Among the entries beneath this sentence, how many lines include the word "Orders"? Only the number is wanted.

# [Working data]
★ ★ ★ ★ ★ ★ ★

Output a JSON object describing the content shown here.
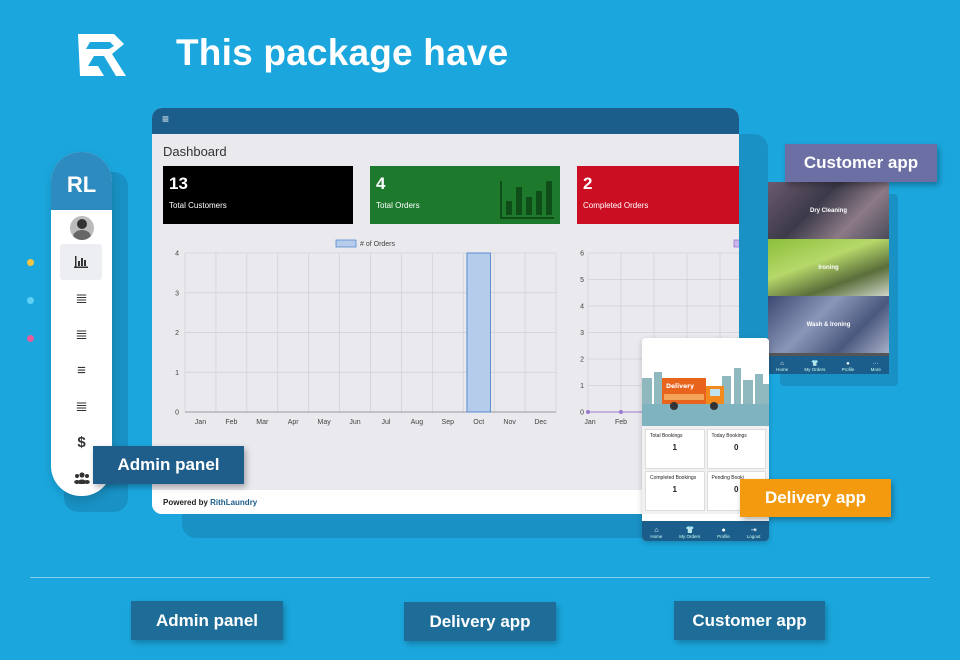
{
  "headline": "This package have",
  "sidebar": {
    "brand": "RL",
    "items": [
      {
        "icon": "bar-chart-icon",
        "glyph": "📊"
      },
      {
        "icon": "list-icon",
        "glyph": "≣"
      },
      {
        "icon": "list-icon",
        "glyph": "≣"
      },
      {
        "icon": "list-icon",
        "glyph": "≡"
      },
      {
        "icon": "list-icon",
        "glyph": "≣"
      },
      {
        "icon": "dollar-icon",
        "glyph": "$"
      },
      {
        "icon": "users-icon",
        "glyph": "👥"
      }
    ]
  },
  "dashboard": {
    "menu_glyph": "≡",
    "title": "Dashboard",
    "cards": [
      {
        "value": "13",
        "label": "Total Customers"
      },
      {
        "value": "4",
        "label": "Total Orders"
      },
      {
        "value": "2",
        "label": "Completed Orders"
      }
    ],
    "footer_prefix": "Powered by",
    "footer_brand": "RithLaundry"
  },
  "chart_data": [
    {
      "type": "bar",
      "legend": "# of Orders",
      "categories": [
        "Jan",
        "Feb",
        "Mar",
        "Apr",
        "May",
        "Jun",
        "Jul",
        "Aug",
        "Sep",
        "Oct",
        "Nov",
        "Dec"
      ],
      "values": [
        0,
        0,
        0,
        0,
        0,
        0,
        0,
        0,
        0,
        4,
        0,
        0
      ],
      "yticks": [
        0,
        1,
        2,
        3,
        4
      ],
      "ylim": [
        0,
        4
      ]
    },
    {
      "type": "line",
      "categories": [
        "Jan",
        "Feb"
      ],
      "values": [
        0,
        0
      ],
      "yticks": [
        0,
        1,
        2,
        3,
        4,
        5,
        6
      ],
      "ylim": [
        0,
        6
      ]
    }
  ],
  "customer_app": {
    "label": "Customer app",
    "bands": [
      "Dry Cleaning",
      "Ironing",
      "Wash & Ironing"
    ],
    "nav": [
      "Home",
      "My Orders",
      "Profile",
      "More"
    ]
  },
  "delivery_app": {
    "label": "Delivery app",
    "truck_text": "Delivery",
    "stats": [
      {
        "label": "Total Bookings",
        "value": "1"
      },
      {
        "label": "Today Bookings",
        "value": "0"
      },
      {
        "label": "Completed Bookings",
        "value": "1"
      },
      {
        "label": "Pending Booki",
        "value": "0"
      }
    ],
    "nav": [
      "Home",
      "My Orders",
      "Profile",
      "Logout"
    ]
  },
  "admin_label": "Admin panel",
  "buttons": {
    "admin": "Admin panel",
    "delivery": "Delivery app",
    "customer": "Customer app"
  },
  "colors": {
    "background": "#1ba7de",
    "topbar": "#1b5e8c",
    "orange": "#f39a0e",
    "purple": "#6c6fa4"
  }
}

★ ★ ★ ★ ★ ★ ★

# [Solution to this task]
5